(Adds general outlook, analyst quote, stock activity)
By David Brinkerhoff
NEW YORK, Oct 27 (Reuters) - Dow Chemical Co.'s quarterly profit jumped 30 percent as strong sales of car plastics and construction materials offset record energy costs, the No. 1 U.S. chemical maker said on Thursday.
Dow, whose chemicals are used in everything from antifreeze to plastic pipes, said net income increased to $801 million, or 82 cents a share, from $617 million, or 65 cents, a year earlier. Analysts, on average, expected 75 cents a share, according to Reuters Estimates.
Dow stock was up nearly 2 percent in premarket trade.
Dow said product prices improved 12 percent, with increases in all geographic areas and across virtually every business. Volume held steady, despite the impact of the two hurricanes that hit the U.S. Gulf Coast.
Quarterly sales totaled $11.3 billion, a new third-quarter record, and were up 12 percent from a year earlier.
Still, Dow's feedstock and energy costs were almost $850 million higher than a year ago.
Even though feedstock and energy costs are expected to remain high and volatile, Dow expects to post increased earnings in the fourth quarter, and said 2006 results should exceed 2005 levels.
"Management did endorse year-year EPS growth in the fourth quarter, and further improvement in 2006 vs. 2005, which is saying something in today's environment," said Banc of America Securities analyst Kevin McCarthy.
Dow forecast continued global economic growth that will spur higher demand for chemicals and plastics.
In recent months, the U.S. chemical industry has struggled as energy costs spiked after Hurricanes Katrina and Rita hit the Gulf Coast.
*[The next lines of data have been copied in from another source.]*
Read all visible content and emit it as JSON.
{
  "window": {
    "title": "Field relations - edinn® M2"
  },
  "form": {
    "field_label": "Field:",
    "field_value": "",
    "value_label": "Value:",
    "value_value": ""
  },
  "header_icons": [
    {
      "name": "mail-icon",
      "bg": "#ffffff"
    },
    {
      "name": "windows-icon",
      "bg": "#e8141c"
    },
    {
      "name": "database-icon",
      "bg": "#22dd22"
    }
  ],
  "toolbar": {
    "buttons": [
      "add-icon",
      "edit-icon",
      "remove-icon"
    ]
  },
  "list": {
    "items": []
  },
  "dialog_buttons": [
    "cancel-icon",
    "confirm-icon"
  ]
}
The storms also hobbled chemical output by forcing plant shutdowns.
Even before the storms, industry analysts were worried about weakening demand, rising interest rates, and high prices for natural gas, a key ingredient in many chemicals.
Sales weakened in two businesses. Farm chemical revenue fell 6 percent to $615 million, dampened by difficult market conditions in Brazil and lower-than-expected demand for fungicides as soybeans in the southern United States were mostly spared from a deadly fungus plague afflicting South America.
Sales in the chemicals segment dropped 3 percent to $1.3 billion, as the hurricanes affected about one-half of Dow's global ethylene glycol, caustic soda and vinyl chloride monomer production.
Ethylene glycol is used in antifreeze and polyester, while caustic soda is used in cleaning products. Vinyl chloride becomes plastics.
While caustic soda prices rose significantly from a year earlier, Dow said, they failed to keep up with skyrocketing natural gas costs, which have more than doubled in the last year.
Shares of Midland, Michigan-based Dow fell 6.4 percent during the quarter, compared with a 5.6 percent decline in the Standard & Poor's Chemical index.